App and web page records
▬▬▬

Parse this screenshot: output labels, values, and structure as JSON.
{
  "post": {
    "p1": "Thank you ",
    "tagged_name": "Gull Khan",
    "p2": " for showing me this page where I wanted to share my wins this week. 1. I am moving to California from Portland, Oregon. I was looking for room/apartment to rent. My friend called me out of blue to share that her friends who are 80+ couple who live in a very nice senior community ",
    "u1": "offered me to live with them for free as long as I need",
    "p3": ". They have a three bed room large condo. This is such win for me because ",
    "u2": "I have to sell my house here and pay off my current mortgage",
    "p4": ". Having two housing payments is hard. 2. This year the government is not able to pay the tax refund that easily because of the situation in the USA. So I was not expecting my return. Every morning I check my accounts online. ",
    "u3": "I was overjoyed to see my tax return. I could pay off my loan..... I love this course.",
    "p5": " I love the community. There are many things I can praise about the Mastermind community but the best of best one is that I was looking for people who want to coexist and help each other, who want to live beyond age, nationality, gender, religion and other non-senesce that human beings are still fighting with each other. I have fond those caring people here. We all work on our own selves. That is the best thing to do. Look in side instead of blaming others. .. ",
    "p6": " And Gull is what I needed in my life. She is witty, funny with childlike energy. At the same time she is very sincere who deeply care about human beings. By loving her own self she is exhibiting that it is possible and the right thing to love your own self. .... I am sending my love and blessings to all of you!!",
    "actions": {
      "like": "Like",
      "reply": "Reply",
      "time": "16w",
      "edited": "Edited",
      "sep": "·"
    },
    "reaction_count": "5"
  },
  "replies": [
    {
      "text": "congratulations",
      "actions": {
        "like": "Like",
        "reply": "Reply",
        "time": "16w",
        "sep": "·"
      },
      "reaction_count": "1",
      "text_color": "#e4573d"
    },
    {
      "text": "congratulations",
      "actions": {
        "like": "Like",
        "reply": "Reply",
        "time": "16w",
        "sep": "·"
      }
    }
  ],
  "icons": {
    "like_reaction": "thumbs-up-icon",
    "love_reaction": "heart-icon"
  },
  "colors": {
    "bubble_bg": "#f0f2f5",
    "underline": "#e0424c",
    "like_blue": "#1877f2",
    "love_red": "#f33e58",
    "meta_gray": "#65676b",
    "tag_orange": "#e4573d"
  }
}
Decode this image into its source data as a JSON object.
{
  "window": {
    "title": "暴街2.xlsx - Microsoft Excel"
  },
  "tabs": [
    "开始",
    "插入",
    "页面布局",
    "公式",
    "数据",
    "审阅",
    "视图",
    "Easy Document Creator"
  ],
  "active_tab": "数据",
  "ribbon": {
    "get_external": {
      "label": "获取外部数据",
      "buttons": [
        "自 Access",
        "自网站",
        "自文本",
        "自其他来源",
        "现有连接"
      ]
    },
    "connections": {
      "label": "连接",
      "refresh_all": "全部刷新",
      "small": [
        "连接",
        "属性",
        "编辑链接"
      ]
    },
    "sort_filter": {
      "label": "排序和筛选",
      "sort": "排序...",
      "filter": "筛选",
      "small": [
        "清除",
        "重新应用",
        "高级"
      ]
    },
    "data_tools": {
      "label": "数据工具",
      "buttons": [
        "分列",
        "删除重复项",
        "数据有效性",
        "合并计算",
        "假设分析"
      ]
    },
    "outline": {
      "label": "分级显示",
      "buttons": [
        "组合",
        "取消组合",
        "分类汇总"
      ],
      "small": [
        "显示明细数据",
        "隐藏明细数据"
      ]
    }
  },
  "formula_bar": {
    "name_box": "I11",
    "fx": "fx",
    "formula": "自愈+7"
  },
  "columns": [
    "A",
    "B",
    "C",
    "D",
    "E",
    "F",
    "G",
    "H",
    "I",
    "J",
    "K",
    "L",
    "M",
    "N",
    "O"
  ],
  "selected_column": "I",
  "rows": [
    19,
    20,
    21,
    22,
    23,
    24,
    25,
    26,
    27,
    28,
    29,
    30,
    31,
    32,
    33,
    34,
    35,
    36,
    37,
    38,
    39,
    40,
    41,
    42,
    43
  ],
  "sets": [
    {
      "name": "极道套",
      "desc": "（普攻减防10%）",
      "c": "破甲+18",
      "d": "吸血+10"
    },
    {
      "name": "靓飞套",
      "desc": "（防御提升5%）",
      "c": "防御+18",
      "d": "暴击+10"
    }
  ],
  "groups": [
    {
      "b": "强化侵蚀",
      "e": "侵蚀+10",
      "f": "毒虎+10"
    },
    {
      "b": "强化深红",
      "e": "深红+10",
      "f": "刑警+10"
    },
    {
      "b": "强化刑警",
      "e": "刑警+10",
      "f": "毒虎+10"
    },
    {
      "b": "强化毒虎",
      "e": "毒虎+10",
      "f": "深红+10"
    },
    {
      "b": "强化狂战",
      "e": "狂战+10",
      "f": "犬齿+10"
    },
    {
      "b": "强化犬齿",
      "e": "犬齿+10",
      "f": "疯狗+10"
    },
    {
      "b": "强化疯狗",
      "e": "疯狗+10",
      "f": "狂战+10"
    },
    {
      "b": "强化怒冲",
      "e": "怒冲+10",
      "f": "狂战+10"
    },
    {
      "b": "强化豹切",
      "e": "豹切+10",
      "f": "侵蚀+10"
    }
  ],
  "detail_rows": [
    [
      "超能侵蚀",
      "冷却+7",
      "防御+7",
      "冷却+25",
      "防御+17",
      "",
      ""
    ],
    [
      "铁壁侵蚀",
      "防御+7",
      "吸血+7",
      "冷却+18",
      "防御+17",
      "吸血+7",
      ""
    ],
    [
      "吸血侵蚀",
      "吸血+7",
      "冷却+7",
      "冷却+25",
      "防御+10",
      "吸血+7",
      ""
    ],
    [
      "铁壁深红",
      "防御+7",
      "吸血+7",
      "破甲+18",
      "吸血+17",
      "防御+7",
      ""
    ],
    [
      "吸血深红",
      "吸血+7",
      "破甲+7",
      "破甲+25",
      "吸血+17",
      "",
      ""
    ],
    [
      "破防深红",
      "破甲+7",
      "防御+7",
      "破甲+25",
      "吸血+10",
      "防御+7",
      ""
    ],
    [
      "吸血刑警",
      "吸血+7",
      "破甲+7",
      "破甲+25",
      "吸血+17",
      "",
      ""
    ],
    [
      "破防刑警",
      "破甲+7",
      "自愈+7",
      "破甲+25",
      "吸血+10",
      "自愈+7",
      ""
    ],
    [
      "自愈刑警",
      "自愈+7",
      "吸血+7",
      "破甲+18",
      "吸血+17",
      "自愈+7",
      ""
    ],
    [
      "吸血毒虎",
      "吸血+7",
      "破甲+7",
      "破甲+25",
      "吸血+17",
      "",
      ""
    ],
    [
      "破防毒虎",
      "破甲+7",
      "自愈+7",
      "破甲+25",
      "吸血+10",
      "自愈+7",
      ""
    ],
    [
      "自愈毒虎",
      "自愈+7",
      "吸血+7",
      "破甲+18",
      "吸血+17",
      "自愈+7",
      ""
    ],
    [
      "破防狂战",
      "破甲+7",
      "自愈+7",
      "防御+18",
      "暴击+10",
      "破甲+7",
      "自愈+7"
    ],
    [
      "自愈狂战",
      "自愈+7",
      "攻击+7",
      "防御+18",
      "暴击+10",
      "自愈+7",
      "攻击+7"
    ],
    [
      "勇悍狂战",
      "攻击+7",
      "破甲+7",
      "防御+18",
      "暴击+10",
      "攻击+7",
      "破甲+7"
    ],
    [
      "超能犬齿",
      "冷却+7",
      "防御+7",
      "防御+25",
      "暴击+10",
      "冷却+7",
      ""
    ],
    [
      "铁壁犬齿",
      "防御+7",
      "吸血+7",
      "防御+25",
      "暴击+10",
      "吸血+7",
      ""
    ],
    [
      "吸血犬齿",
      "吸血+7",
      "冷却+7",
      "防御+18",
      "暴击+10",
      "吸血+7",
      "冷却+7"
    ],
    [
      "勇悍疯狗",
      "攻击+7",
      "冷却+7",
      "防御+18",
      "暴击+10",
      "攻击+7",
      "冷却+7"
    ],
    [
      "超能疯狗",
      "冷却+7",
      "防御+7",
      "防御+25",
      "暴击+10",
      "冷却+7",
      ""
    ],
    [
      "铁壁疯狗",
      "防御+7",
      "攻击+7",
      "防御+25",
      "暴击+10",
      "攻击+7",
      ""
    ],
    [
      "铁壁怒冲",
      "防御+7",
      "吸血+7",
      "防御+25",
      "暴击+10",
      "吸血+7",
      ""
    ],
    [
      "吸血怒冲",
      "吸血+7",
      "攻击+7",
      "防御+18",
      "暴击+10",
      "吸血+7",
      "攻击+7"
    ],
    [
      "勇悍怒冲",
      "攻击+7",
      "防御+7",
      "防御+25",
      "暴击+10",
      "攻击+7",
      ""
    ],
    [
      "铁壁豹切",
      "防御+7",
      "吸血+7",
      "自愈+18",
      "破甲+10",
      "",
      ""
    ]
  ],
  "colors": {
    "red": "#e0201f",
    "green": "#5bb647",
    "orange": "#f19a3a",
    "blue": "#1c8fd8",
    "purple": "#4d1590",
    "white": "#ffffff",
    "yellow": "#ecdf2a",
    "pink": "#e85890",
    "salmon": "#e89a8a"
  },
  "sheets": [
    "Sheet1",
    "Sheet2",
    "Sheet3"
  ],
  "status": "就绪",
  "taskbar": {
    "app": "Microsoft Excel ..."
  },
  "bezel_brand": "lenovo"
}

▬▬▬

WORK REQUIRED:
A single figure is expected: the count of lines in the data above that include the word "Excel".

ANSWER FOR THIS EXERCISE:
2